As a result of ongoing lobbying, the proposed European Union standards on toxic emissions from coal plants will be less strict than in China, the green campaign group said.
AFTER much prodding, communities secretary Eric Pickles finally made a decision on 6 January over a planned large incinerator in Tory Gloucestershire, supporting the planning inspector’s decision that dismissed concern about the health of those living around the incinerator as fluff. The inspector had decided it was right for Pickles to leave health concerns to the Environment Agency (EA) unless there was evidence to the contrary.
Pickles can no doubt rely on the EA to support a drive to the Big Burn if he needs to, to avoid whopping European penalties on landfill. The EA chair is Sir Philip Dilley, who until April was executive chairman of Arup Group, which designs incinerators. He still serves as a “trustee” at Arup.
Pro-business pro-burners Another member of the EA board is Gill Weeks, who runs a boutique consultancy working for her former employer Veolia on the disposal of hazardous waste, recording an income of around £17,000 in the latest accounts. Veolia runs several incinerators – sorry, “energy from waste facilities” – across the UK.
Enthusiasm for an incinerator is not matched elsewhere, and Pickles has a dilemma as the election approaches.

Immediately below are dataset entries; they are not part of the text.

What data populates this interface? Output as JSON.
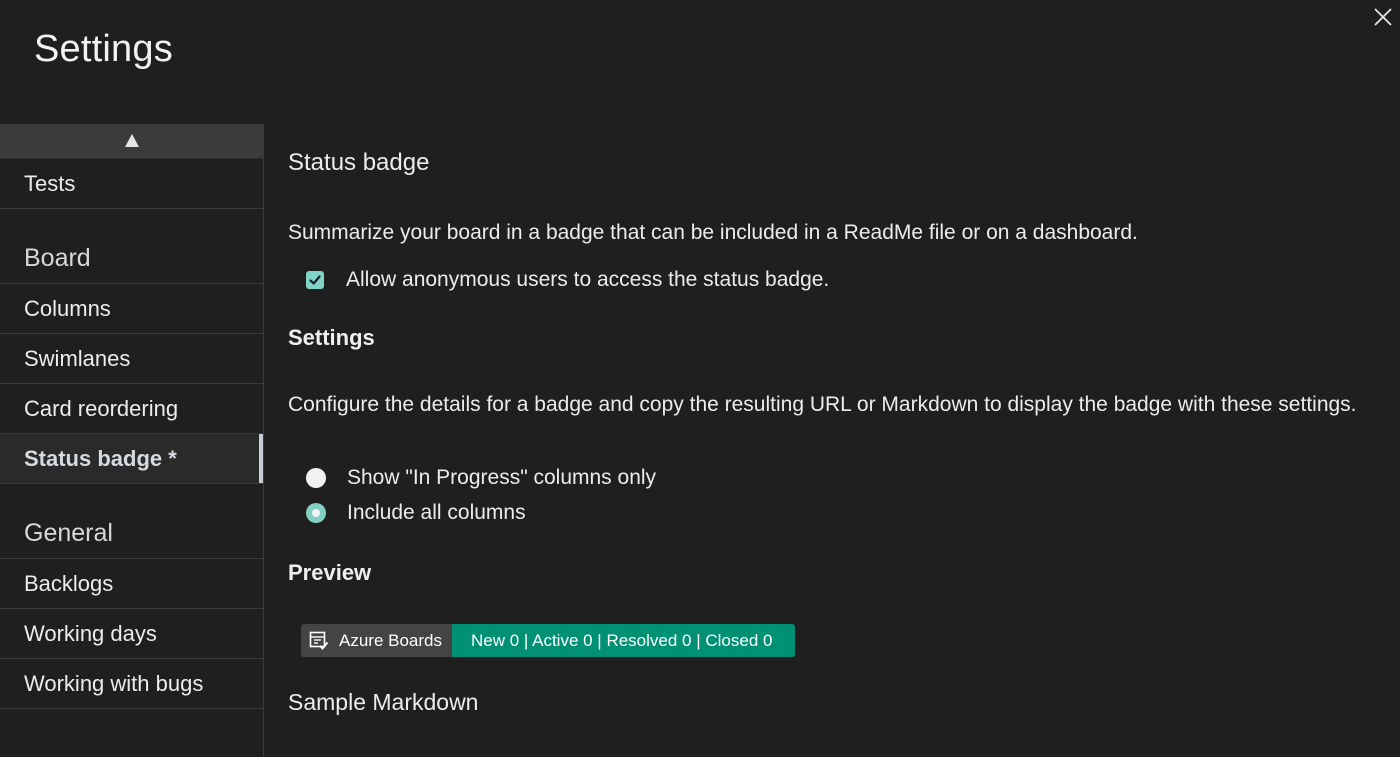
{
  "window": {
    "title": "Settings",
    "close_icon": "close-icon"
  },
  "sidebar": {
    "scroll_up_icon": "triangle-up-icon",
    "items_top": [
      {
        "label": "Tests"
      }
    ],
    "groups": [
      {
        "title": "Board",
        "items": [
          {
            "label": "Columns"
          },
          {
            "label": "Swimlanes"
          },
          {
            "label": "Card reordering"
          },
          {
            "label": "Status badge *",
            "active": true
          }
        ]
      },
      {
        "title": "General",
        "items": [
          {
            "label": "Backlogs"
          },
          {
            "label": "Working days"
          },
          {
            "label": "Working with bugs"
          }
        ]
      }
    ]
  },
  "main": {
    "section_title": "Status badge",
    "description": "Summarize your board in a badge that can be included in a ReadMe file or on a dashboard.",
    "anonymous_checkbox": {
      "label": "Allow anonymous users to access the status badge.",
      "checked": true
    },
    "settings_heading": "Settings",
    "settings_description": "Configure the details for a badge and copy the resulting URL or Markdown to display the badge with these settings.",
    "radio_options": [
      {
        "label": "Show \"In Progress\" columns only",
        "selected": false
      },
      {
        "label": "Include all columns",
        "selected": true
      }
    ],
    "preview_heading": "Preview",
    "badge": {
      "left_label": "Azure Boards",
      "right_label": "New 0 | Active 0 | Resolved 0 | Closed 0",
      "left_color": "#444444",
      "right_color": "#009175",
      "icon": "azure-boards-icon"
    },
    "sample_markdown_heading": "Sample Markdown"
  },
  "colors": {
    "background": "#1f1f1f",
    "accent_teal": "#7fd3c7",
    "active_indicator": "#c7ced6"
  }
}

He is yet to decide on an incinerator in Norfolk, despite receiving the planning inspector’s decision last August. The communities secretary is caught between the pro-business pro-burners and those worried about emissions.
In 2013 the Department for Environment, Food and Rural Affairs (Defra) decided to withdraw PFI credits, amounting to a £169m subsidy over the 25-year contract, from the Norfolk incinerator. But there was no lack of support for the project elsewhere: the “Green Investment Bank”, run by Vince Cable, agreed to put up £51m, while the other investment came from banks, including the taxpayer-owned Lloyds and RBS.

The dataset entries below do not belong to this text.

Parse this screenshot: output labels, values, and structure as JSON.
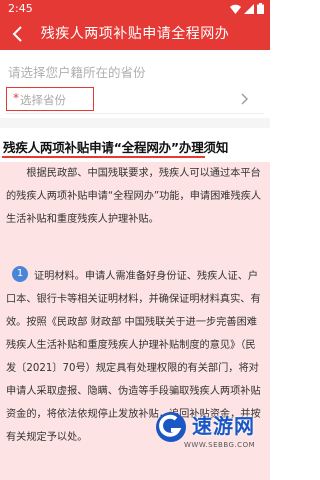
{
  "status": {
    "time": "2:45"
  },
  "header": {
    "title": "残疾人两项补贴申请全程网办"
  },
  "form": {
    "hint": "请选择您户籍所在的省份",
    "required_mark": "*",
    "province_placeholder": "选择省份"
  },
  "notice": {
    "title": "残疾人两项补贴申请“全程网办”办理须知",
    "intro": "根据民政部、中国残联要求，残疾人可以通过本平台的残疾人两项补贴申请“全程网办”功能，申请困难残疾人生活补贴和重度残疾人护理补贴。",
    "item_number": "1",
    "item_text": "证明材料。申请人需准备好身份证、残疾人证、户口本、银行卡等相关证明材料，并确保证明材料真实、有效。按照《民政部 财政部 中国残联关于进一步完善困难残疾人生活补贴和重度残疾人护理补贴制度的意见》（民发〔2021〕70号）规定具有处理权限的有关部门，将对申请人采取虚报、隐瞒、伪造等手段骗取残疾人两项补贴资金的，将依法依规停止发放补贴，追回补贴资金，并按有关规定予以处。"
  },
  "watermark": {
    "name": "速游网",
    "url": "WWW.SEBBG.COM"
  },
  "colors": {
    "brand": "#e53935",
    "notice_bg": "#fde3e3",
    "badge": "#4a86d8"
  }
}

Infant mortality Last October Defra also withdrew £115.3m in PFI credits from the proposed Hatfield incinerator in Tory chairman Grant Shapps’s backyard – a further sign of the government’s cold feet over the growing incinerator industry. A recent report from the Eunomia consultancy predicted that, just on current approved projects, by 2020 overcapacity would leave UK incinerators short of 9.5m tonnes of rubbish a year. That would require importing huge amounts of the stuff to maintain Britain’s “Binman of the World” industry.
Meanwhile, a large two-year study by Imperial College on birth defects around incinerators was due to report in March last year but has been delayed; preliminary results are to be published later this year. The study was commissioned to deal with colourful maps produced by Mike Ryan, a former Environment Agency worker, who in the spirit of British pluck had gathered the data himself and published his own maps online. He mapped infant mortality and congenital abnormality at ward level in towns – resulting in large red areas (for high mortality or abnormality) downwind of incinerators.
Please note we will NOT be having a meeting this weekend but we WILL be attending the Climate Change March on the 7th. Please join us to help raise the profile of our campaign and meet others with similar concerns.